Two years and 11 months after Superstorm Sandy dumped tons of sand into Deal Lake, clogging its flow and impairing its value as a recreational resource, the Christie Administration takes the final step toward siphoning the dregs out.

Deal Lake, Deal Lake Commission Web Page

Tri-State Dredging of Philadelphia won the $1.66 million dollar contract to clear 12,000 cubic yards of muck. It's funded mostly by the U.S. Department of Agriculture's Natural Resource Conservation Service (NRCS). The New Jersey Department of Environmental Protection (DEP) is chipping in $154,600 in matching funds.

Prior to this point, most of the work has involved debris removal, state officials said.

It's the last of 17 NRCS-funded recovery projects related to Superstorm damage in coastal bodies of water, according to NRCS New Jersey Director Carrie Lindig.

In a prepared release, Deal Lake Commission Chairman Don Brockel predicted that it would reduce flooding and its effects, improve water quality and reopen recreational avenues for boaters, fishing enthusiasts and nature lovers.

"We hope this will be the first of many other dredging projects that can make Deal Lake more flood resilient and to fully restore it back to pre-Sandy conditions," Brockel said.

Monmouth County's largest man-made coastal lake contains 158 acres within 12.5 miles of shoreline, abutting Asbury Park, Deal, Interlaken, Allenhurst, Loch Arbour, Neptune Township and Ocean Township.

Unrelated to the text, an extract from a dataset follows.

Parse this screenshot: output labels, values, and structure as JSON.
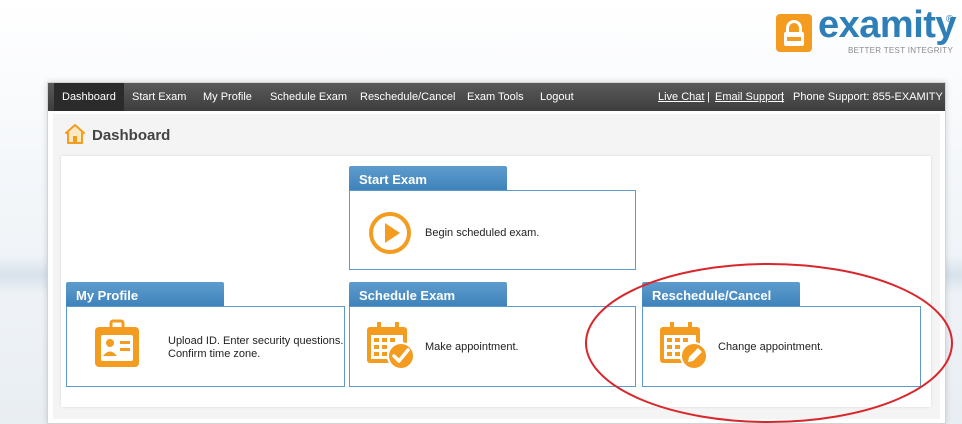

DEP and NRCS are also collaborating on a $3.85 million-dollar flood hazard control project for Wreck Pond, in Spring Lake, Spring Lake Heights, Sea Girt and Wall Township. DEP has completed repair projects at Lake Fletcher, Lake Como, Lake Takanassee, Silver Lake, Lake Wesley and Sylvan Lake.